THE DATA ▸
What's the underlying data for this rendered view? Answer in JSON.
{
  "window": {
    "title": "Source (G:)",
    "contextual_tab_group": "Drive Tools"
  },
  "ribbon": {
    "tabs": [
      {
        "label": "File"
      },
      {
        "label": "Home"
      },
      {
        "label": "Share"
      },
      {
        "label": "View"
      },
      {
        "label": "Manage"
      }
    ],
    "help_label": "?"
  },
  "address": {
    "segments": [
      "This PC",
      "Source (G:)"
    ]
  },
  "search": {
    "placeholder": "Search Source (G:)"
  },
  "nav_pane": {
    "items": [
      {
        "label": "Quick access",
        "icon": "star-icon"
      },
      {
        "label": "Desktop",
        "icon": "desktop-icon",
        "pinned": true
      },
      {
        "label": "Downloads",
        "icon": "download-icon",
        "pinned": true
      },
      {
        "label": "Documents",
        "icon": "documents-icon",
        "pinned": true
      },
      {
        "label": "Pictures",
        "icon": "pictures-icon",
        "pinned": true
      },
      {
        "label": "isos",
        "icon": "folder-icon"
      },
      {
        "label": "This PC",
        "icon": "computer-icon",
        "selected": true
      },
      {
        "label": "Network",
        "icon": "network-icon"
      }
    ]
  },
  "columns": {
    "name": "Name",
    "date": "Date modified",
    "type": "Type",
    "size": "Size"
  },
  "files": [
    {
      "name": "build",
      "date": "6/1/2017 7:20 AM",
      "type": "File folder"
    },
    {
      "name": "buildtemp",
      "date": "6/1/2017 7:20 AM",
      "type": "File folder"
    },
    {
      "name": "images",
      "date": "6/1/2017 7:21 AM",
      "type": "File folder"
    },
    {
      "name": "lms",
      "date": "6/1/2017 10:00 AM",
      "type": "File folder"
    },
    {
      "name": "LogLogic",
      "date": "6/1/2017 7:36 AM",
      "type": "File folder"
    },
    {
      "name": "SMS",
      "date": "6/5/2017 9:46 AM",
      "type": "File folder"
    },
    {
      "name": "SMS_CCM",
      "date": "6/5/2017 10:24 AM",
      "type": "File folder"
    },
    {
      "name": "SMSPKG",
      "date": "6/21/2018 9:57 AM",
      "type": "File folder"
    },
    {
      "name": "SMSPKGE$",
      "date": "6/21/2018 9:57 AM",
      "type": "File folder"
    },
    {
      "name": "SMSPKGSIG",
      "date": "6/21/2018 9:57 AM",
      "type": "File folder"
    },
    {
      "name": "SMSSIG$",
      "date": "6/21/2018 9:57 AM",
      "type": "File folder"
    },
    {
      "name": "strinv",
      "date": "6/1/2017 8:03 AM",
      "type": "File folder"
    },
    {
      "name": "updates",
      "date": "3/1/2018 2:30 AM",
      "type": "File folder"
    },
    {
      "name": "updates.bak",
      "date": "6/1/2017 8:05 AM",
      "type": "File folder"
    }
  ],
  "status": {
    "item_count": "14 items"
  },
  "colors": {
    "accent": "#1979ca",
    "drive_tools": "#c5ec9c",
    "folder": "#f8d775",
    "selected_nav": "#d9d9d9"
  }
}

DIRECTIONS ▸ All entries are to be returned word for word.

OUTPUT BELOW ▸
What's the underlying data for this rendered view? Answer in JSON.
{
  "window": {
    "title": "Source (G:)",
    "contextual_tab_group": "Drive Tools"
  },
  "ribbon": {
    "tabs": [
      {
        "label": "File"
      },
      {
        "label": "Home"
      },
      {
        "label": "Share"
      },
      {
        "label": "View"
      },
      {
        "label": "Manage"
      }
    ],
    "help_label": "?"
  },
  "address": {
    "segments": [
      "This PC",
      "Source (G:)"
    ]
  },
  "search": {
    "placeholder": "Search Source (G:)"
  },
  "nav_pane": {
    "items": [
      {
        "label": "Quick access",
        "icon": "star-icon"
      },
      {
        "label": "Desktop",
        "icon": "desktop-icon",
        "pinned": true
      },
      {
        "label": "Downloads",
        "icon": "download-icon",
        "pinned": true
      },
      {
        "label": "Documents",
        "icon": "documents-icon",
        "pinned": true
      },
      {
        "label": "Pictures",
        "icon": "pictures-icon",
        "pinned": true
      },
      {
        "label": "isos",
        "icon": "folder-icon"
      },
      {
        "label": "This PC",
        "icon": "computer-icon",
        "selected": true
      },
      {
        "label": "Network",
        "icon": "network-icon"
      }
    ]
  },
  "columns": {
    "name": "Name",
    "date": "Date modified",
    "type": "Type",
    "size": "Size"
  },
  "files": [
    {
      "name": "build",
      "date": "6/1/2017 7:20 AM",
      "type": "File folder"
    },
    {
      "name": "buildtemp",
      "date": "6/1/2017 7:20 AM",
      "type": "File folder"
    },
    {
      "name": "images",
      "date": "6/1/2017 7:21 AM",
      "type": "File folder"
    },
    {
      "name": "lms",
      "date": "6/1/2017 10:00 AM",
      "type": "File folder"
    },
    {
      "name": "LogLogic",
      "date": "6/1/2017 7:36 AM",
      "type": "File folder"
    },
    {
      "name": "SMS",
      "date": "6/5/2017 9:46 AM",
      "type": "File folder"
    },
    {
      "name": "SMS_CCM",
      "date": "6/5/2017 10:24 AM",
      "type": "File folder"
    },
    {
      "name": "SMSPKG",
      "date": "6/21/2018 9:57 AM",
      "type": "File folder"
    },
    {
      "name": "SMSPKGE$",
      "date": "6/21/2018 9:57 AM",
      "type": "File folder"
    },
    {
      "name": "SMSPKGSIG",
      "date": "6/21/2018 9:57 AM",
      "type": "File folder"
    },
    {
      "name": "SMSSIG$",
      "date": "6/21/2018 9:57 AM",
      "type": "File folder"
    },
    {
      "name": "strinv",
      "date": "6/1/2017 8:03 AM",
      "type": "File folder"
    },
    {
      "name": "updates",
      "date": "3/1/2018 2:30 AM",
      "type": "File folder"
    },
    {
      "name": "updates.bak",
      "date": "6/1/2017 8:05 AM",
      "type": "File folder"
    }
  ],
  "status": {
    "item_count": "14 items"
  },
  "colors": {
    "accent": "#1979ca",
    "drive_tools": "#c5ec9c",
    "folder": "#f8d775",
    "selected_nav": "#d9d9d9"
  }
}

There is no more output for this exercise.